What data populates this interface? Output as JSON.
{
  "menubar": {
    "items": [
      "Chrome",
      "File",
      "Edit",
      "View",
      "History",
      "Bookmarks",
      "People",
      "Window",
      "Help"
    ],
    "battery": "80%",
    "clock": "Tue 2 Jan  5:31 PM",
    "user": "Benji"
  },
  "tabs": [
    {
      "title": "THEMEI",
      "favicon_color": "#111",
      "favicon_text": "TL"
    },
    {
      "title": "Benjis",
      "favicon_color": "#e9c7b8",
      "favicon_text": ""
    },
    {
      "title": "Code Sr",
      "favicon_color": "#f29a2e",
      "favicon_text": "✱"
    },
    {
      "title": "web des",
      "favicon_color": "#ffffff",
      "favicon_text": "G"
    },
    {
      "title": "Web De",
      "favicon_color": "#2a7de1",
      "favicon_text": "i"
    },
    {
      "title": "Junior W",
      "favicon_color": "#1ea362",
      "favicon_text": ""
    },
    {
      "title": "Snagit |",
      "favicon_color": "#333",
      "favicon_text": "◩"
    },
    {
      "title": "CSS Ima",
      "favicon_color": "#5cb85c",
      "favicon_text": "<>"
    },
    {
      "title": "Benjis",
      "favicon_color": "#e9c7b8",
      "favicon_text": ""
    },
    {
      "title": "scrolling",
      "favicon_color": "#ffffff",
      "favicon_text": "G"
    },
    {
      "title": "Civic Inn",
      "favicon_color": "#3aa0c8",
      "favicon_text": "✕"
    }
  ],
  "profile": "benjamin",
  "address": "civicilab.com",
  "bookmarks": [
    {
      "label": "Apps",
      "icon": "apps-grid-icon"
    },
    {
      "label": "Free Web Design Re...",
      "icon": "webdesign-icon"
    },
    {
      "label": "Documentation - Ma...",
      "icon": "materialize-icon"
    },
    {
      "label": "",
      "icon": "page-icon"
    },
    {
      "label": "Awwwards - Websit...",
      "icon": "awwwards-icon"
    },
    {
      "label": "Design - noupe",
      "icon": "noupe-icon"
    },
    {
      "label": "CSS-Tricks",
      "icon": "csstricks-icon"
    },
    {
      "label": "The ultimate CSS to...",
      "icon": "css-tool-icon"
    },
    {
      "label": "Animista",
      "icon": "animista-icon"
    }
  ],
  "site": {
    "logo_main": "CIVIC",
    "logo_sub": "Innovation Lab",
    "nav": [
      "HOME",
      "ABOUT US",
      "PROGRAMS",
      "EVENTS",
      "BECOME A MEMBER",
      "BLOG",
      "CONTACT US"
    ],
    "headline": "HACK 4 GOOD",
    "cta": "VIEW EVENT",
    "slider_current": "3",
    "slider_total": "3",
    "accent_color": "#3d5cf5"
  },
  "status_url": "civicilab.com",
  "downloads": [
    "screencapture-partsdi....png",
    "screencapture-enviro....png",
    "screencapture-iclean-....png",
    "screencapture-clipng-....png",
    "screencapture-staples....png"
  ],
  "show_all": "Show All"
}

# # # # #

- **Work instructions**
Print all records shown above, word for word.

- **Answer to the exercise**
What data populates this interface? Output as JSON.
{
  "menubar": {
    "items": [
      "Chrome",
      "File",
      "Edit",
      "View",
      "History",
      "Bookmarks",
      "People",
      "Window",
      "Help"
    ],
    "battery": "80%",
    "clock": "Tue 2 Jan  5:31 PM",
    "user": "Benji"
  },
  "tabs": [
    {
      "title": "THEMEI",
      "favicon_color": "#111",
      "favicon_text": "TL"
    },
    {
      "title": "Benjis",
      "favicon_color": "#e9c7b8",
      "favicon_text": ""
    },
    {
      "title": "Code Sr",
      "favicon_color": "#f29a2e",
      "favicon_text": "✱"
    },
    {
      "title": "web des",
      "favicon_color": "#ffffff",
      "favicon_text": "G"
    },
    {
      "title": "Web De",
      "favicon_color": "#2a7de1",
      "favicon_text": "i"
    },
    {
      "title": "Junior W",
      "favicon_color": "#1ea362",
      "favicon_text": ""
    },
    {
      "title": "Snagit |",
      "favicon_color": "#333",
      "favicon_text": "◩"
    },
    {
      "title": "CSS Ima",
      "favicon_color": "#5cb85c",
      "favicon_text": "<>"
    },
    {
      "title": "Benjis",
      "favicon_color": "#e9c7b8",
      "favicon_text": ""
    },
    {
      "title": "scrolling",
      "favicon_color": "#ffffff",
      "favicon_text": "G"
    },
    {
      "title": "Civic Inn",
      "favicon_color": "#3aa0c8",
      "favicon_text": "✕"
    }
  ],
  "profile": "benjamin",
  "address": "civicilab.com",
  "bookmarks": [
    {
      "label": "Apps",
      "icon": "apps-grid-icon"
    },
    {
      "label": "Free Web Design Re...",
      "icon": "webdesign-icon"
    },
    {
      "label": "Documentation - Ma...",
      "icon": "materialize-icon"
    },
    {
      "label": "",
      "icon": "page-icon"
    },
    {
      "label": "Awwwards - Websit...",
      "icon": "awwwards-icon"
    },
    {
      "label": "Design - noupe",
      "icon": "noupe-icon"
    },
    {
      "label": "CSS-Tricks",
      "icon": "csstricks-icon"
    },
    {
      "label": "The ultimate CSS to...",
      "icon": "css-tool-icon"
    },
    {
      "label": "Animista",
      "icon": "animista-icon"
    }
  ],
  "site": {
    "logo_main": "CIVIC",
    "logo_sub": "Innovation Lab",
    "nav": [
      "HOME",
      "ABOUT US",
      "PROGRAMS",
      "EVENTS",
      "BECOME A MEMBER",
      "BLOG",
      "CONTACT US"
    ],
    "headline": "HACK 4 GOOD",
    "cta": "VIEW EVENT",
    "slider_current": "3",
    "slider_total": "3",
    "accent_color": "#3d5cf5"
  },
  "status_url": "civicilab.com",
  "downloads": [
    "screencapture-partsdi....png",
    "screencapture-enviro....png",
    "screencapture-iclean-....png",
    "screencapture-clipng-....png",
    "screencapture-staples....png"
  ],
  "show_all": "Show All"
}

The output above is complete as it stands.